Shape My City
We have spent far too long letting the middle class white men decide what it is that young people want from a city. I’ve spent a lot of time talking to young people, and I’ve realised that we do have opinions about architecture – we just don’t realise that they’re opinions about architecture.

Young people have a voice and opinion about this. I want to challenge you. What do you want from a city?What do you like or not like about Bristol?

Why should you care? Because you have an opinion about it, even if you don’t think you do!

To share your thoughts, visit the Shape My City blog or send an e-mail to with your pitch.

Are blocks of flats really that ugly?


Everyone’s seen them. Look across the Bristol skyline and you’ll see several of them. Rising obtrusively from the ground.

Tower blocks.

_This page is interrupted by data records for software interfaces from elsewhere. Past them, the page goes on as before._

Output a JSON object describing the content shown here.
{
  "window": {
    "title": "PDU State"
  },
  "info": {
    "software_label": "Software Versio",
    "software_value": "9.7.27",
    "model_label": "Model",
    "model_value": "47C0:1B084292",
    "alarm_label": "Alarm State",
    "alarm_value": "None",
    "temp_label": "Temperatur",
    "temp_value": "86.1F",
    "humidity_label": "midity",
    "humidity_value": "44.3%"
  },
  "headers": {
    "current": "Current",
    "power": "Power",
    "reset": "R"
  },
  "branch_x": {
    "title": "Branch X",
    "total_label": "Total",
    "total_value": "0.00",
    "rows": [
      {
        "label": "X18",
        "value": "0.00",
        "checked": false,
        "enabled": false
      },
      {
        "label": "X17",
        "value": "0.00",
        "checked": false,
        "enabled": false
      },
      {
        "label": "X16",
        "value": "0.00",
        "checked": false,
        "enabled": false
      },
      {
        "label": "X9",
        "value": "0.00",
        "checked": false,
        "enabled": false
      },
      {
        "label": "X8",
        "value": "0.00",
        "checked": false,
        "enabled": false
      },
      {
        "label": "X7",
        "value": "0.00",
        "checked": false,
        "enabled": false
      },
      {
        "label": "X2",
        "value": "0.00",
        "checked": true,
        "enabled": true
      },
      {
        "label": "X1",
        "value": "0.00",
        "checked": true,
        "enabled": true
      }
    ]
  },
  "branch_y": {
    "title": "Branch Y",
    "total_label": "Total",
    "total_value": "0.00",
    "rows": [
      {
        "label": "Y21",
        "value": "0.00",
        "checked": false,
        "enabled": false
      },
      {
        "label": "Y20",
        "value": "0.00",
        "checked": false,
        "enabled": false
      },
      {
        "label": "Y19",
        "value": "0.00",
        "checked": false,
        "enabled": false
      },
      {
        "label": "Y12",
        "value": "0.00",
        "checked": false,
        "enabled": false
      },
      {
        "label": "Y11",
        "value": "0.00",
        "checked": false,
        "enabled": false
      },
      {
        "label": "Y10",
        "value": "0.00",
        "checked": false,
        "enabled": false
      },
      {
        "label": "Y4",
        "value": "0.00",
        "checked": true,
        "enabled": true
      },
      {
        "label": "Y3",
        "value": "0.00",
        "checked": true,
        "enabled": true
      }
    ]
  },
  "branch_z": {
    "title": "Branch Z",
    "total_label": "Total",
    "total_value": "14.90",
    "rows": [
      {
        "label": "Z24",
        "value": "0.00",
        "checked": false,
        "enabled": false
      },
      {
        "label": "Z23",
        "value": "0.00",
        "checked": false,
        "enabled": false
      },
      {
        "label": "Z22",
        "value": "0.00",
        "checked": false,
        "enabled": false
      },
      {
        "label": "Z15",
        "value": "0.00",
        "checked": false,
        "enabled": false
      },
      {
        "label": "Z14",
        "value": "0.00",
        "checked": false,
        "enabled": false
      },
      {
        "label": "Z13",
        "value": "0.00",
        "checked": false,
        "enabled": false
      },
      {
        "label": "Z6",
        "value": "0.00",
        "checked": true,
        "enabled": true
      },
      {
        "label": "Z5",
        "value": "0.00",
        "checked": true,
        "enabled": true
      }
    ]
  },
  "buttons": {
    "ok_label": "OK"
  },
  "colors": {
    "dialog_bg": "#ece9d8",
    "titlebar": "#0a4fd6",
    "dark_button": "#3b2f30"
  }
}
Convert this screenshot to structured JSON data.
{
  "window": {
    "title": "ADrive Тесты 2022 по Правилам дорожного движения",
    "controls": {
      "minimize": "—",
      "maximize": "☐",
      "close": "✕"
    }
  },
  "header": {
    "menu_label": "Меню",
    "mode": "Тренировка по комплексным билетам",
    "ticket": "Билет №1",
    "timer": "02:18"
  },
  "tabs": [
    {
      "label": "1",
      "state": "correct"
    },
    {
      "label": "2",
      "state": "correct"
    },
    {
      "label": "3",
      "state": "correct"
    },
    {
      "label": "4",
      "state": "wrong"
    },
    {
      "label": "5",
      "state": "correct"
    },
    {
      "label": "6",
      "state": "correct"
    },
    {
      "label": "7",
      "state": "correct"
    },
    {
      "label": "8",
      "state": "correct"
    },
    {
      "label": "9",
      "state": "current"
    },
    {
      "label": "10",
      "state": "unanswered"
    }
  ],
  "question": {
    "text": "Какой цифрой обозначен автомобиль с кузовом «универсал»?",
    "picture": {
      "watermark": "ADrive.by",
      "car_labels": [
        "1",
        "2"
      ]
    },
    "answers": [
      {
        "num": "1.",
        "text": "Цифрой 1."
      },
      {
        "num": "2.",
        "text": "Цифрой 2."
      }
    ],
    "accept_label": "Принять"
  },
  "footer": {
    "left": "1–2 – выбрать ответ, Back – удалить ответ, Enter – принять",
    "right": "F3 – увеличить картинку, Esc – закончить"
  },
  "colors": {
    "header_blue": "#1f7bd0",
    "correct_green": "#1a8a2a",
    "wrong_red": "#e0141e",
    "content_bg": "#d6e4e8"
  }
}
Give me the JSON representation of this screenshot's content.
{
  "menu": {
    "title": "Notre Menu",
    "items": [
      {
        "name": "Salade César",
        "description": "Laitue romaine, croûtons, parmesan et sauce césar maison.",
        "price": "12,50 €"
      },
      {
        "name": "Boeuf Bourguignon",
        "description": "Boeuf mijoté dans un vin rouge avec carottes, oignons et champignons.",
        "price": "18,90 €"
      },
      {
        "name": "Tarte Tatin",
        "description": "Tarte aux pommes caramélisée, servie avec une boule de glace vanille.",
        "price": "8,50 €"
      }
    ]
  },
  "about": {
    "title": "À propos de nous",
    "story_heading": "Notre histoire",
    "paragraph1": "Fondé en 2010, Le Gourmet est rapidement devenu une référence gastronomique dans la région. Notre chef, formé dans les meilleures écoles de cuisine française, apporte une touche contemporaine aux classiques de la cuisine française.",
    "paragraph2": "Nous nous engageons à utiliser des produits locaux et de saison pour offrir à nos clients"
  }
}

Can you spot it? That ugly mass of concrete right in the centre of the image?

A lot of people dislike them. And understandably so. Built around the 1960’s their aim was to replace the crumbling 19th century buildings and those that were destroyed in the war. They were built to represent britain’s post-war success and in a Brutalistic style – a favourite of architects at the time. So because of that, they stand out as imposing blocks of concrete across the edge of cities.

At the time, they were loved at first. People loved the idea of living in the sky and enjoyed the views it provided! But these futuristic buildings quickly changed from being the images of a utopia, to images of a dystopia.

There were many problems with the buildings themselves as well as the people that lived within them. And quickly, they degraded.

Bristol Barton hill tower blocks

But really, they’re not THAT bad.

Sure, they’re intrusive. Sure, they’ve been associated with worse sides of society. Sure, they weren’t built in the best way.

But they represent a time in our history, that we shouldn’t be so keen to disregard. They are still impressive and certainly dominate skylines. It seems a trend these days that any buildings built in the 1900’s don’t have as much value as those built before. We’re very quick to demolish buildings that were built 20-30 years ago, yet anything from before World War Two becomes part of our history. When actually, those buildings from 20-30 years ago are part of our history too. They represent the style and fashion of the time, and whilst we may not realise it at the time, in the future these are the buildings that would be considered “heritage”.

Now. I’m not saying we should all go out and build our own tower blocks, that wouldn’t end well. What I am saying is that we should celebrate the history behind the ones we already have. Look after the tower blocks we have, and make sure they don’t descend into ruin.

What I love about Bristol is its big graffiti culture. And what I love is that these “ugly” buildings have been transformed thanks to it.

Some of Bristol’s tower blocks have been transformed from these large intrusive buildings into large intrusive canvasses for the people to express themselves. Large buildings in the centre have had murals painted on them, and it has completely changed them. All of a sudden, they are no longer ugly. They are no longer Brustalistic. They are works of art.

And you thought that tower blocks could only be ugly.

Thanks for reading,